> [Task objective]
Count the lines in the records beneath this task that contain the string "title", then give the count by itself.

--- START ---

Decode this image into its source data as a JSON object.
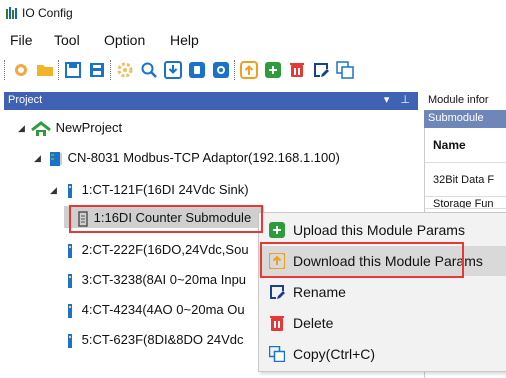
{
  "window": {
    "title": "IO Config"
  },
  "menu": [
    "File",
    "Tool",
    "Option",
    "Help"
  ],
  "toolbar": {
    "icons": [
      "connect-icon",
      "open-folder-icon",
      "save-icon",
      "save-as-icon",
      "settings-icon",
      "search-icon",
      "download-icon",
      "start-icon",
      "stop-icon",
      "upload-icon",
      "sync-icon",
      "delete-icon",
      "rename-icon",
      "copy-icon"
    ]
  },
  "project_panel": {
    "title": "Project",
    "pin_icons": "▾ ⊥"
  },
  "tree": {
    "root": "NewProject",
    "adaptor": "CN-8031 Modbus-TCP Adaptor(192.168.1.100)",
    "modules": [
      "1:CT-121F(16DI 24Vdc Sink)",
      "1:16DI Counter Submodule",
      "2:CT-222F(16DO,24Vdc,Sou",
      "3:CT-3238(8AI 0~20ma Inpu",
      "4:CT-4234(4AO 0~20ma Ou",
      "5:CT-623F(8DI&8DO 24Vdc"
    ]
  },
  "right_panel": {
    "header": "Module infor",
    "sub": "Submodule",
    "col_name": "Name",
    "row1": "32Bit Data F",
    "row2": "Storage Fun"
  },
  "context_menu": [
    {
      "label": "Upload this Module Params",
      "icon": "upload-params-icon"
    },
    {
      "label": "Download this Module Params",
      "icon": "download-params-icon"
    },
    {
      "label": "Rename",
      "icon": "rename-icon"
    },
    {
      "label": "Delete",
      "icon": "delete-icon"
    },
    {
      "label": "Copy(Ctrl+C)",
      "icon": "copy-icon"
    }
  ],
  "colors": {
    "panel_header": "#3f62b5",
    "highlight": "#e53935",
    "selection": "#cfcfcf",
    "menu_hover": "#d9d9d9"
  }
}
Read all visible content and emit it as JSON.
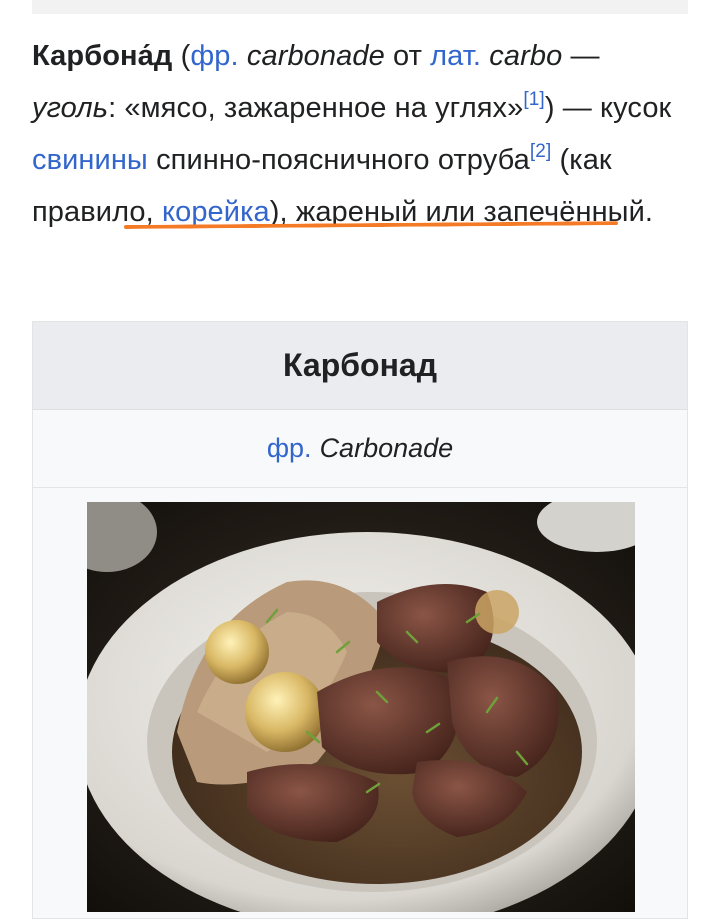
{
  "article": {
    "term": "Карбона́д",
    "paren_open": "(",
    "lang_fr": "фр.",
    "fr_word": "carbonade",
    "from_word": "от",
    "lang_lat": "лат.",
    "lat_word": "carbo",
    "dash1": "—",
    "lat_meaning": "уголь",
    "quote": ": «мясо, зажаренное на углях»",
    "ref1": "[1]",
    "paren_close_dash": ") —",
    "kusok": "кусок",
    "pork_link": "свинины",
    "desc1": "спинно-поясничного",
    "desc2": "отруба",
    "ref2": "[2]",
    "paren2_open": "(как правило,",
    "loin_link": "корейка",
    "desc3": "), жареный",
    "desc4": "или запечённый."
  },
  "infobox": {
    "title": "Карбонад",
    "lang_link": "фр.",
    "lang_word": "Carbonade"
  },
  "colors": {
    "link": "#3366cc",
    "highlight": "#f47a26",
    "infobox_header": "#eaecf0"
  }
}
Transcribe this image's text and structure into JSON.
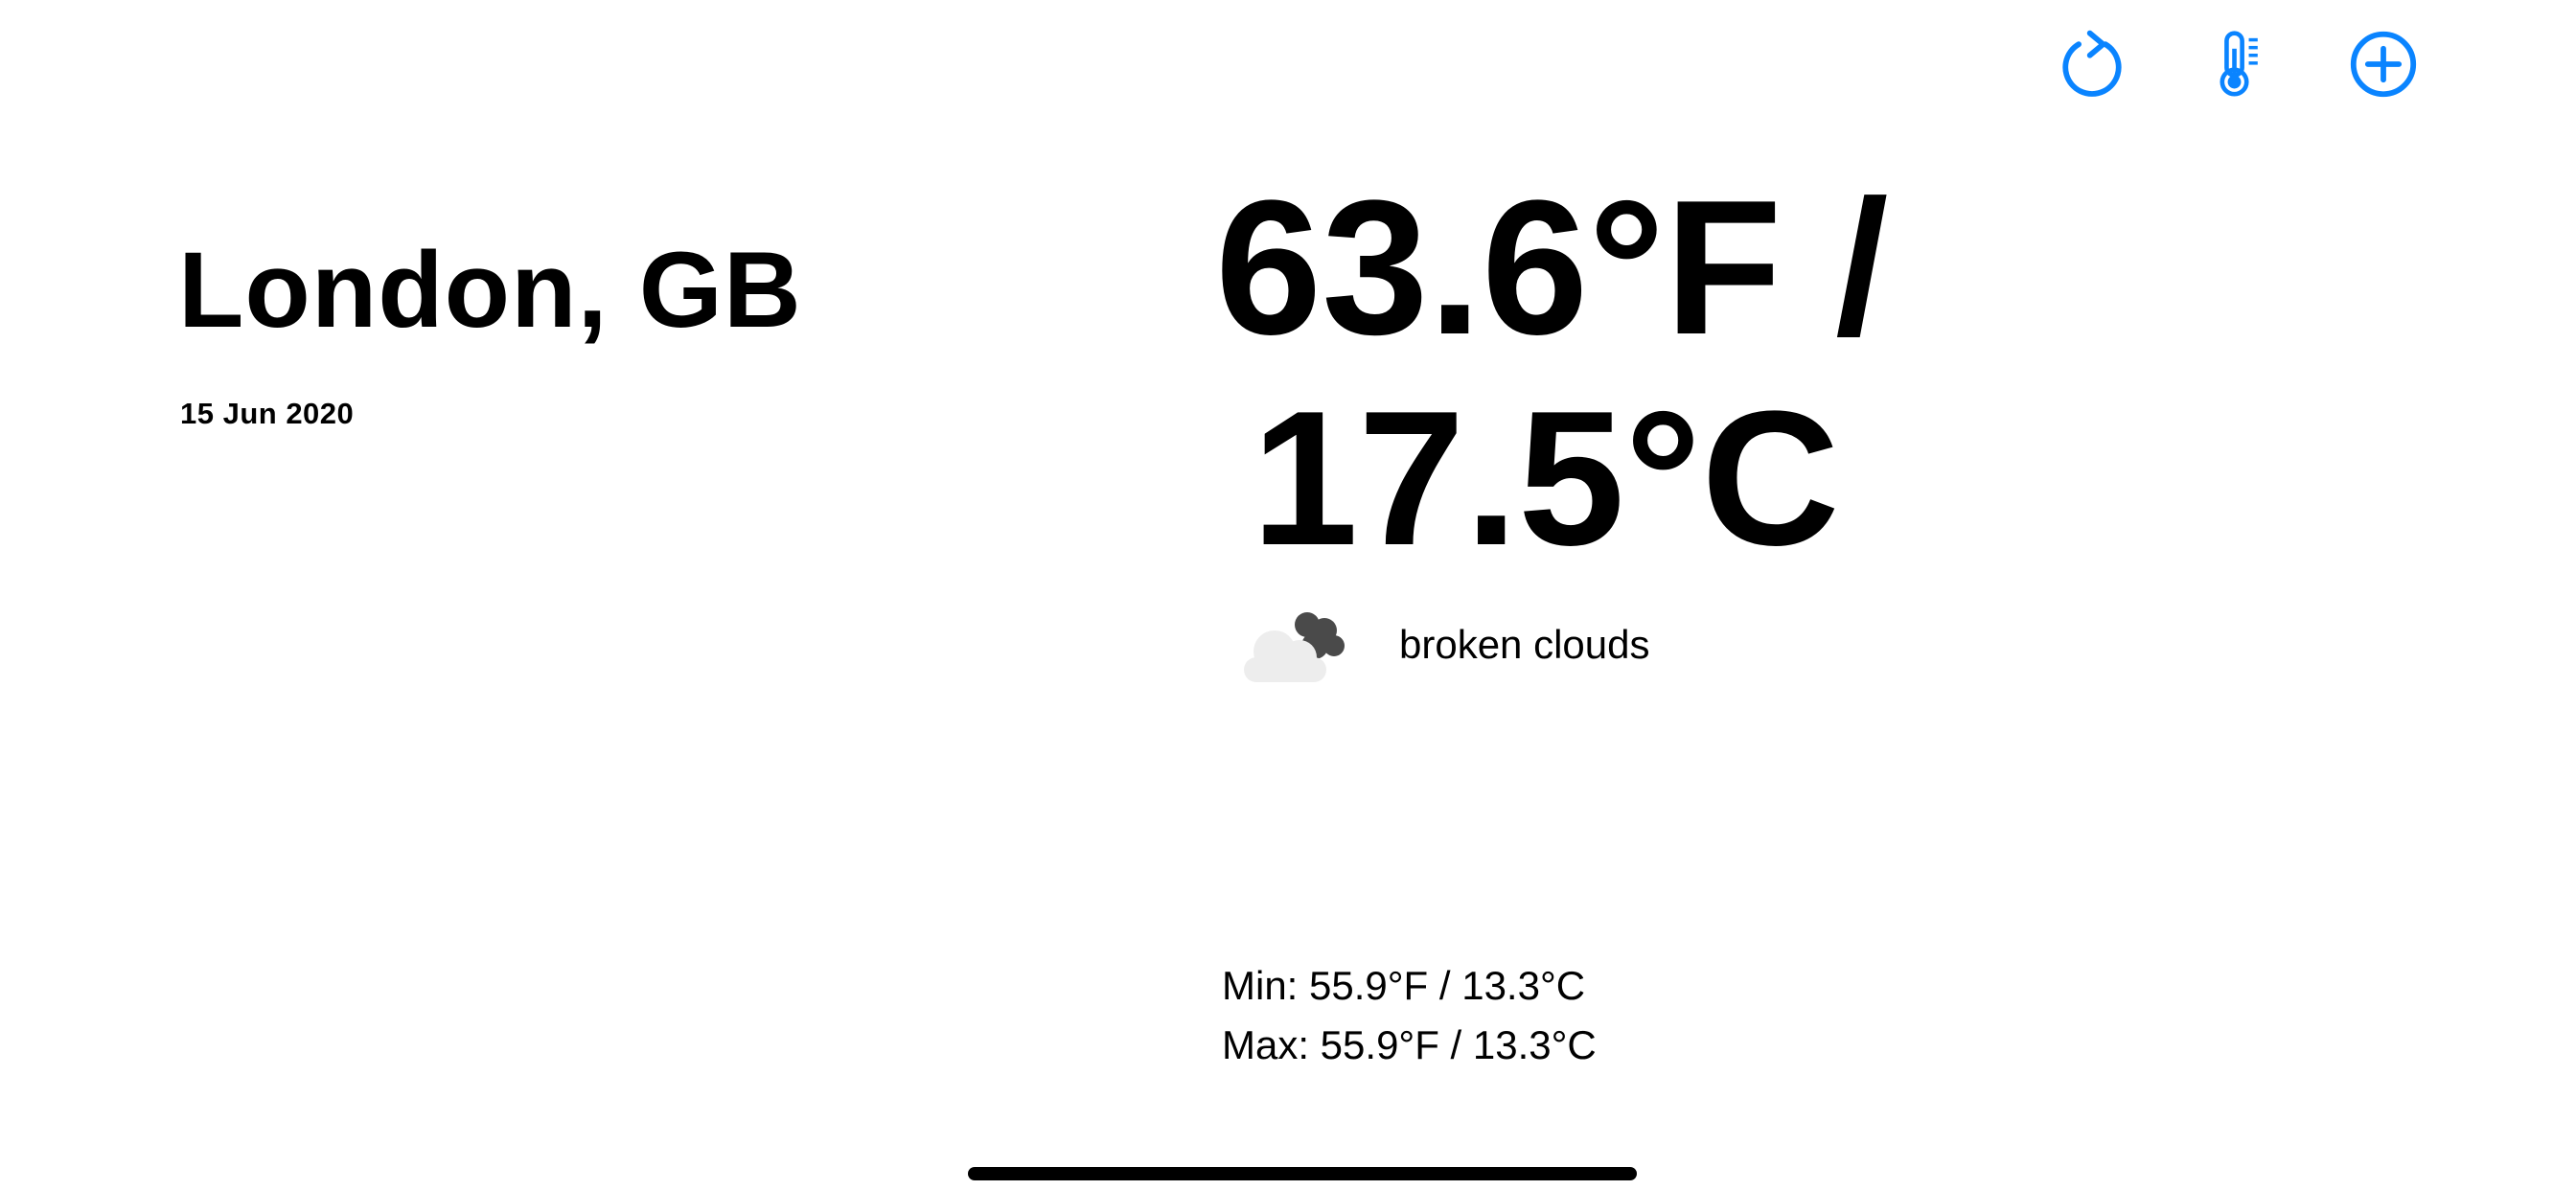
{
  "colors": {
    "accent": "#0A84FF",
    "text": "#000000",
    "background": "#FFFFFF",
    "cloud_light": "#EDEDED",
    "cloud_dark": "#4A4A4A"
  },
  "toolbar": {
    "refresh_icon": "arrow-clockwise-icon",
    "unit_icon": "thermometer-icon",
    "add_icon": "plus-circle-icon"
  },
  "location": {
    "city": "London, GB",
    "date": "15 Jun 2020"
  },
  "current": {
    "temp_line1": "63.6°F /",
    "temp_line2": "17.5°C",
    "condition_icon": "broken-clouds-icon",
    "condition": "broken clouds"
  },
  "range": {
    "min": "Min: 55.9°F / 13.3°C",
    "max": "Max: 55.9°F / 13.3°C"
  }
}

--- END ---

> [Response for this exercise]
3